Report Caching in Reporting Services
A report server can cache a copy of a processed report and return that copy when a user opens the report. To a user, the only evidence available to indicate the report is a cached copy is the date and time that the report ran. If the date or time is not current and the report is not a snapshot, the report was retrieved from cache.
Caching can shorten the time required to retrieve a report if the report is large or accessed frequently. If the server is rebooted, all cached instances are reinstated when the Report Server Web service comes back online.
Caching is a performance-enhancement technique. The contents of the cache are volatile and can change as reports are added, replaced, or removed. If you require a more predictable caching strategy, you should create a report snapshot. For more information, see Setting Report Processing Properties.
Reporting Services stores temporary files in a database to support user sessions and report processing. These files are cached for internal use and to support a consistent viewing experience during a single browser session. For more information about how internal-use temporary files are cached, see Report Server Database.
A cached instance of a report is based on the intermediate format of a report. The report server generally caches one instance of a report based on the report name. However, if a report can contain different data based on query parameters, multiple versions of the report may be cached at any given time. For example, suppose you have a parameterized report that takes a region code as a parameter value. If four different users specify four unique region codes, four cached copies are created.
The first user who runs the report with a unique region code creates a cached report that contains data for that region. Subsequent users who request the report using the same region code get the cached copy.
Not all reports can be cached. If a report includes user-dependent data, prompts users for credentials, or uses Windows Authentication, it cannot be cached.
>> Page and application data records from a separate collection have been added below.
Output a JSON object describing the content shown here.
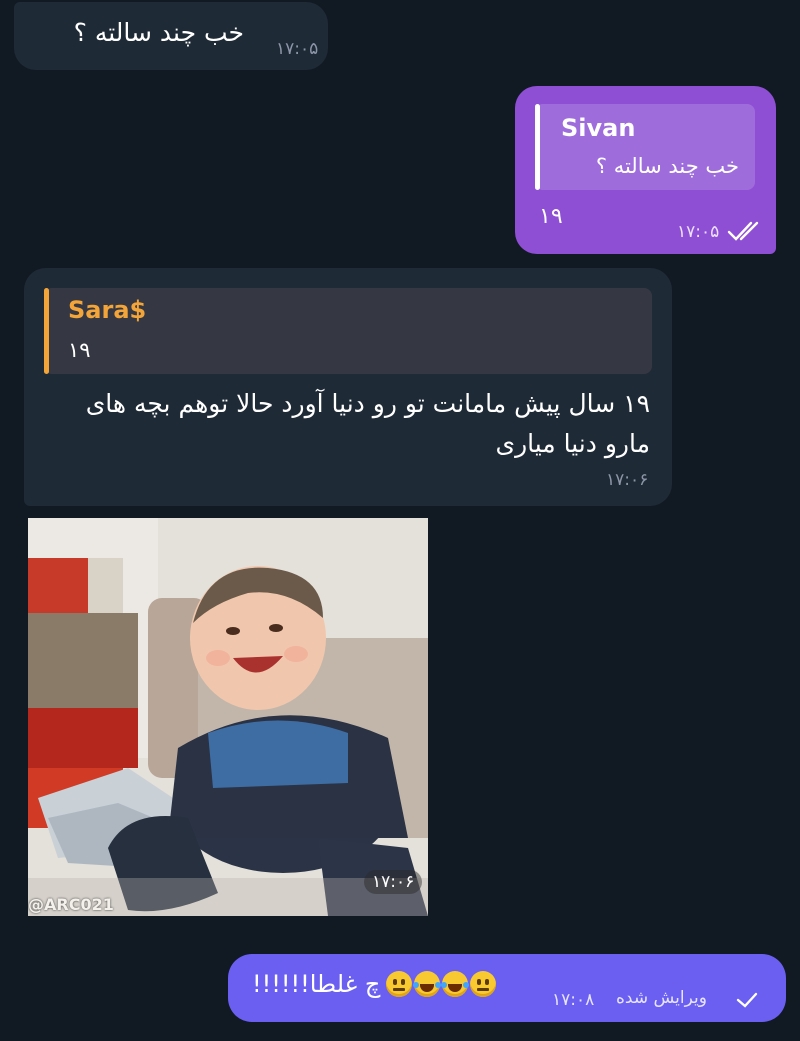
{
  "messages": {
    "m1": {
      "text": "خب چند سالته ؟",
      "time": "۱۷:۰۵"
    },
    "m2": {
      "reply_name": "Sivan",
      "reply_text": "خب چند سالته ؟",
      "text": "۱۹",
      "time": "۱۷:۰۵",
      "status": "read"
    },
    "m3": {
      "reply_name": "Sara$",
      "reply_text": "۱۹",
      "text": "۱۹ سال پیش مامانت تو رو دنیا آورد حالا توهم بچه های مارو دنیا میاری",
      "time": "۱۷:۰۶"
    },
    "m4": {
      "watermark": "@ARC021",
      "time": "۱۷:۰۶"
    },
    "m5": {
      "text": "چ غلطا!!!!!!",
      "edited_label": "ویرایش شده",
      "time": "۱۷:۰۸",
      "status": "sent"
    }
  },
  "colors": {
    "background": "#111923",
    "incoming_bubble": "#1f2a37",
    "outgoing_bubble": "#8e4fd4",
    "outgoing_bubble_2": "#6a5ff0",
    "reply_name_incoming": "#f3a53a"
  },
  "icons": {
    "read_status": "double-check-icon",
    "sent_status": "check-icon"
  }
}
A cached report is replaced with a newer version when a user selects the report after the previously cached copy has expired. Reports that are configured to run as cached instances are removed from the cache at regular intervals based on expiration settings. You can set a report's expiration in minutes or at a scheduled time, as determined by the data's immediacy requirement. You cannot delete reports from the cache directly unless you use the SOAP API.
To configure cache expiration, you can use a shared schedule or report-specific schedule. If you use a shared schedule and it is subsequently paused, the cache does not expire while the schedule is inoperative. If the shared schedule is subsequently deleted, a copy of the schedule settings is saved as a report-specific schedule.
If a schedule expires or if the scheduling engine is unavailable at a cache expiration date, the report server runs a live report until scheduled operations can be resumed (by either extending the schedule or starting the scheduling service).
To improve server performance, you can preload the cache. To preload the cache with a collection of parameterized report instances, create a data-driven subscription that uses the Null Delivery Provider. When you specify the Null Delivery Provider as the method of delivery in the subscription, the report server targets the report server database as the delivery destination and uses a specialized rendering extension called the null rendering extension.
This feature is especially useful if you want to cache multiple instances of a parameterized report where different parameter values are used to produce different report instances. Note that you can only specify query-based parameters on the report. In contrast with other delivery extensions, the Null Delivery Provider does not have delivery settings that you can configure through a subscription definition.
When you create the data-driven subscription, you must schedule how often the reports are delivered to the cache. In order for new copies to be delivered to the cache, the old copies must have expired. Therefore, the Execution properties of the report must be configured to include cache expiration settings. The expiration setting must be consistent with the subscription schedule that you define. For example, if you create a subscription that runs every night, the cache should also expire every night prior to the subscription's run time. If the Execution properties do not include expiration times, newer deliveries are disregarded. For more information about setting properties, see Setting Report Processing Properties. For more information about using data-driven subscriptions, see Data-Driven Subscriptions.
A cached report is invalidated in response to the following events: the report definition is modified, report parameters are modified, data source credentials change, or report execution options change. If you delete a report that is stored in the cache, the cached version is also deleted.
If a report cannot be rendered from a cached instance for any reason (for example, if the parameter values that a user specifies are different from those used to produce the cached report), the report server reruns the report.